Mast Cells in Regeneration of the Skin in Burn Wound with Special Emphasis on Molecular Hydrogen Effect

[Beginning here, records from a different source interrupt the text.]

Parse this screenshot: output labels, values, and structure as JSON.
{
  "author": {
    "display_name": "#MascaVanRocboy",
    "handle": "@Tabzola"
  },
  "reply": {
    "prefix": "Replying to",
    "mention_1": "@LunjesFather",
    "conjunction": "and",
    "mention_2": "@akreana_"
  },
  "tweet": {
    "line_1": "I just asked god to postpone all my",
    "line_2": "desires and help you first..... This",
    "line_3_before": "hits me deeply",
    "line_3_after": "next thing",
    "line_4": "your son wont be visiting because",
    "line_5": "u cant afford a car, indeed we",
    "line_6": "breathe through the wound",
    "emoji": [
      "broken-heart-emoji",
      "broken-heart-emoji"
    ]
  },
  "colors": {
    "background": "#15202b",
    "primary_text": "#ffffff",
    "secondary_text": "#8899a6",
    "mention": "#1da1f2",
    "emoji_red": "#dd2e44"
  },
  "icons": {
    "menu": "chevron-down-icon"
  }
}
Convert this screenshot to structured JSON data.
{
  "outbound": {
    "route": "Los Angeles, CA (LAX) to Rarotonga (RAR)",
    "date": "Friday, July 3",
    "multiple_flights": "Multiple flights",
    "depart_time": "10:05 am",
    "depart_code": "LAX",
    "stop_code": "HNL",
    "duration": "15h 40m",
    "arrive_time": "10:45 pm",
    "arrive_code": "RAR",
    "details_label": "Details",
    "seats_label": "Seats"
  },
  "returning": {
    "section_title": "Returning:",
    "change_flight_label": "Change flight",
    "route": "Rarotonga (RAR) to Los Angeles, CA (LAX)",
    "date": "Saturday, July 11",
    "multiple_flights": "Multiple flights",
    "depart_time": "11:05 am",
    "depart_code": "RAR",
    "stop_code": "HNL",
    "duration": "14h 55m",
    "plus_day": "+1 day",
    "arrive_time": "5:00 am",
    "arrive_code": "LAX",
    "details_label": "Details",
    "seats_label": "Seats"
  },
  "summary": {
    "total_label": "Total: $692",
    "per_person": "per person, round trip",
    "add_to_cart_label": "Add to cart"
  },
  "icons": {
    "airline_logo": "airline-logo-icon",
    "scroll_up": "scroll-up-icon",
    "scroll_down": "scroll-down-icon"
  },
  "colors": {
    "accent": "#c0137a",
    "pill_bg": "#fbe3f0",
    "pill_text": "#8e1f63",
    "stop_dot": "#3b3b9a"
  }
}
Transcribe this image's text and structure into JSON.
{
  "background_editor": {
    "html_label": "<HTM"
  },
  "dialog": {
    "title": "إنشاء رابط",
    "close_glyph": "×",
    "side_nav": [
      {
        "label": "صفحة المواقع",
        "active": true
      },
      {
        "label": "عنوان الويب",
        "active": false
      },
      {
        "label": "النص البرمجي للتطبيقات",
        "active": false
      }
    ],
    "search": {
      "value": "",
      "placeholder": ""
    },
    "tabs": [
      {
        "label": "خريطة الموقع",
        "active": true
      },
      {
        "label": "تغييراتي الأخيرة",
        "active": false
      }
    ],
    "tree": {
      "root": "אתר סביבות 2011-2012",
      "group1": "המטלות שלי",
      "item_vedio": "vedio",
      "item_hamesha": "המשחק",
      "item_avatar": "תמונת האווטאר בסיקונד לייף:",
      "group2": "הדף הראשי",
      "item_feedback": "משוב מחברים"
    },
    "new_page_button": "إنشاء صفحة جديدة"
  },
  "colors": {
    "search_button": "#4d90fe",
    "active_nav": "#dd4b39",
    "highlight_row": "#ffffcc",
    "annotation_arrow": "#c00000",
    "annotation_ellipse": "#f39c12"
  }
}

The mechanisms of regeneration for the fibrous component of the connective tissue of the dermis are still insufficiently studied. The aim of this study was to evaluate the effectiveness of the use of molecular hydrogen on the local therapy of a II degree burn wound with the intensification of collagen fibrillogenesis in the skin. We analyzed the involvement of mast cells (MCs) in the regeneration of the collagen fibers of the connective tissue using water with a high content of molecular hydrogen and in a therapeutic ointment for the cell wounds. Thermal burns led to an increase in the skin MC population, accompanied by a systemic rearrangement of the extracellular matrix. The use of molecular hydrogen for the treatment of burn wounds stimulated the regeneration processes by activating the formation of the fibrous component of the dermis, accelerating wound healing. Thus, the intensification of collagen fibrillogenesis was comparable to the effects of a therapeutic ointment. The remodeling of the extracellular matrix correlated with a decrease in the area of damaged skin. Skin regeneration induced by the activation of the secretory activity of MCs may be one of the possible points of implementation of the biological effects of molecular hydrogen in the treatment of burn wounds. Thus, the positive effects of molecular hydrogen on skin repair can be used in clinical practice to increase the effectiveness of therapy after thermal exposure.